The Legal View: Data - your organisation’s hidden asset
Data can be a tool to achieve your goals, it can be a resource to exploit, it can even be a burden because it introduces regulatory risk. But the most successful organisations will be those that treat data as an asset, something as tangible and important as cash reserves, inventory and intellectual property.
Too many organisations think about data as something peripheral, non-core to their central activity or business. But the truth is that how you use data can transform your organisation and, potentially, its value.
At London First’s recent London Tech Week event, Theo Blackwell, London’s Chief Digital Officer and other panellists spoke of the need for organisations to be curious, and to explore the massive potential of their data and that of their stakeholders.
With care and investment, data can transform how organisations meet their customers’ needs and how their business functions. In the private sector, it can also increase the value of a business and make that business more attractive to buyers or investors.

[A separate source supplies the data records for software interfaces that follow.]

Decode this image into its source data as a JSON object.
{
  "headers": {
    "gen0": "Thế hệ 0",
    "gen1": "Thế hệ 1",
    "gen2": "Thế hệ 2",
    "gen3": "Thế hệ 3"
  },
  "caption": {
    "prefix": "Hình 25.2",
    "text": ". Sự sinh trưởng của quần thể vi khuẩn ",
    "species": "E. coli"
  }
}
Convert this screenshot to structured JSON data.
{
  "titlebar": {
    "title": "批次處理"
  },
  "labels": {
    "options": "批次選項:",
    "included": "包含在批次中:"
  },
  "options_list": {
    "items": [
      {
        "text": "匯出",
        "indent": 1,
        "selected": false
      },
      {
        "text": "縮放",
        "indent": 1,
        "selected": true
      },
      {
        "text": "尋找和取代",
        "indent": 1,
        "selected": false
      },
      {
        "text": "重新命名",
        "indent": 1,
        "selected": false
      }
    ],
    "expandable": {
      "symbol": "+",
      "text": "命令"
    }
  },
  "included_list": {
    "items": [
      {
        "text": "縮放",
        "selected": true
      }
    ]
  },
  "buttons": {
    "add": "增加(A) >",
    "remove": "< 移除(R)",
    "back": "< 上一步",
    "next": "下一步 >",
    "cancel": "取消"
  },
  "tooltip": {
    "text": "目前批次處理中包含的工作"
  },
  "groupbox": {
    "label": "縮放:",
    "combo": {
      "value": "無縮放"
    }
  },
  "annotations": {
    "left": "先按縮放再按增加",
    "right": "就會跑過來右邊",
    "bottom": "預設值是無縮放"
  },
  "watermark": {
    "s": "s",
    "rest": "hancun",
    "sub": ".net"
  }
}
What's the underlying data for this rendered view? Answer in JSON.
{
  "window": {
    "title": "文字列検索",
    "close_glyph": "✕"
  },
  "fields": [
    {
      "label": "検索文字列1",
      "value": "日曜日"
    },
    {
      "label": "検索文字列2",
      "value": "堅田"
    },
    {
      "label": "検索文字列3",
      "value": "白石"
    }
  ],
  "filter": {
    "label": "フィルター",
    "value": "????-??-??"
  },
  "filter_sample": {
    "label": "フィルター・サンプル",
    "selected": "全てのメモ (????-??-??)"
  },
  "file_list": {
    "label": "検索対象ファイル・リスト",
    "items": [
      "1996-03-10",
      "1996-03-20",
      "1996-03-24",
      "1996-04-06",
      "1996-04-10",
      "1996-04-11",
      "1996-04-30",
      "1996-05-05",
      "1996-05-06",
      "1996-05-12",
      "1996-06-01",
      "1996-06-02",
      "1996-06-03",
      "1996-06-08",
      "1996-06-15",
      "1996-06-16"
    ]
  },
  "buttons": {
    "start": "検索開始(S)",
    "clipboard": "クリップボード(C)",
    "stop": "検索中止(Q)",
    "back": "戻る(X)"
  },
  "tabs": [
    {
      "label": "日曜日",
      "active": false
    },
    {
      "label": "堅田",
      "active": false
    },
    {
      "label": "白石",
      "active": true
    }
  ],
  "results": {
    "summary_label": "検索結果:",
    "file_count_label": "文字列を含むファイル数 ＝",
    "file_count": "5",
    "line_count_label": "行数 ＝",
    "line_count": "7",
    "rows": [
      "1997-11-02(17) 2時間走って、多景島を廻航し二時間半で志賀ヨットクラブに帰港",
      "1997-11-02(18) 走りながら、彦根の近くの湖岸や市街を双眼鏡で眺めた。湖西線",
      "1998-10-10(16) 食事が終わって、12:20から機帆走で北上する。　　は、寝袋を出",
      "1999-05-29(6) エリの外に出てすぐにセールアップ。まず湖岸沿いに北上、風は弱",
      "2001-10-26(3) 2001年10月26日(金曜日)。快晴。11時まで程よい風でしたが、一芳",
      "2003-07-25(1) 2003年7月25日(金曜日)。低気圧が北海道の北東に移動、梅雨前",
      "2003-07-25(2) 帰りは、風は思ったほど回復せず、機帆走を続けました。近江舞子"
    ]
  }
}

Many companies are taking action to improve how they use data but need to recognise that competitive risk is particularly likely to come from small, agile companies that have put data at the heart of their activity from the start. Creating a data-focused culture is undoubtedly easier to do when not weighed down with legacy systems, processes and products.
One of the key blockers to becoming a data-led organisation is culture. And when we talk about culture here, we are really talking about people and how they do their jobs. Each one of us needs to be thinking about data capture – what data do we not currently have access to, that would allow us to perform better or differently – and the use of that data in our day-to-day work. This is, at heart, about converting investment into data into value.
Organisations will display varying degrees of resistance to this change in culture. Doing things differently can be difficult and the need to comply with regulations, in particular, is often cited as a (legitimate) concern.
What is often missing from this discussion is the issue of incentives. Organisations are unlikely to make meaningful changes if they are unconvinced of the ultimate benefits that may come from them.
Our work has shown us that the identification of specific use cases is a key step in enabling the conversation to progress from a statement of principles, to the demonstration of value.
An organisation making a significant investment into its data is also likely to want to protect that investment by ensuring that the data is collected, stored and used in a way that protects it and ensures it is not exploited by competitors. This can be difficult, because you can’t really ‘own’ data.
Instead, database and confidentiality rights are key to this discussion. In the case of a database, it matters how the database was developed. Was it created in-house or by contractors? Where was it developed? Not every country recognises database rights. When was it created? If it goes out of date it loses protection. How was the data collected? That can affect what you can do with it.
These mechanics of data collection and storage have a direct and immediate effect on the ability to commercially exploit data as an asset.
Where, moreover, a company wants a third party supplier to use an artificial intelligence (AI) tool to provide a service, such as the optimisation of its factory, then it will have to give the supplier access to lots of commercially sensitive and proprietary data. Given the sensitivity of the data, the manufacturer will understandably wish to limit access to the data, both in terms of personnel and purposes. But the supplier will want to be free to work on other projects in the future including, potentially, for the manufacturer’s competitors.
The manufacturer needs to build and maintain data control into its contract with the supplier. This will entail detailed management of how the data is used; whether it is combined with third party data; where it is stored and processed, and what limits are placed on its use.
One potential solution to the problem of how to share and exploit data without risking losing control of it, is the establishment of a data trust framework. This can take various forms but may comprise a legal structure that provides independent stewardship of data for an agreed purpose. It allows organisations to share data through an accountable, independent body for limited and specified purposes. This can address the concerns of organisations which do not want to share data directly with each other.
A data trust framework allows access to data – or limited aspects of data – based on the agreed rules of the trust. This means that access can be granted to each data user according to the framework’s specific rules.
A data trust framework is just one emerging answer to the question of how companies better exploit their data assets. Data is transforming the economy and is now the major asset of many companies. Those that fail to change how they view data or fail to protect the data they have risk being left behind.